Keep reading... Show less
Sponsored
Climate
A glacier flows towards East Antarctica. NASA Goddard Space Flight Center / CC BY 2.0

Temperatures Possible This Century Could Melt Parts of East Antarctic Ice Sheet, Raise Sea Levels 10+ Feet

A section of the East Antarctic Ice Sheet that contains three to four meters (approximately 10 to 13 feet) of potential sea level rise could melt if temperatures rise to just two degrees above pre-industrial levels, a study published in Nature Wednesday found.

Researchers at Imperial College London, the University of Queensland, and other institutions in New Zealand, Japan and Spain looked at marine sediments to assess the behavior of the Wilkes Subglacial Basin during warmer periods of the Pleistocene and found evidence of melting when temperatures in Antarctica were at least two degrees Celsius above pre-industrial levels for periods of 2,500 years or more.

Keep reading... Show less
Energy
Oil well in North Dakota.

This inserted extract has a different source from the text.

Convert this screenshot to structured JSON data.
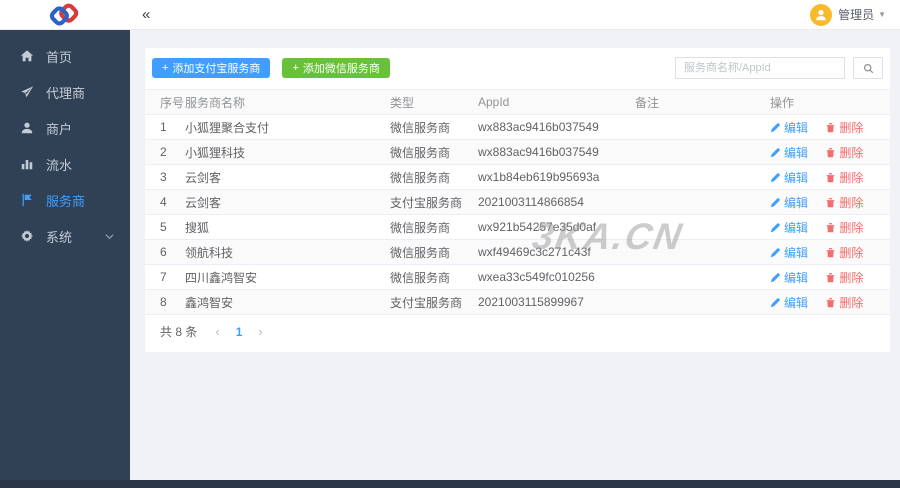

Tim Evanson / Flickr / CC BY-SA 2.0

Pipeline Leaks 63,840 Gallons of Produced Water in North Dakota

A pipeline released 63,840 gallons (1,520 barrels) of produced water that contaminated rangeland in Dunn County, North Dakota, the Bismarck Tribune reported, citing officials with the North Dakota Department of Health.

Produced water is a byproduct of oil and gas extraction, and can contain drilling chemicals if fracking was used.

Keep reading... Show less
Sponsored

mail-copy

The best of EcoWatch, right in your inbox. Sign up for our email newsletter!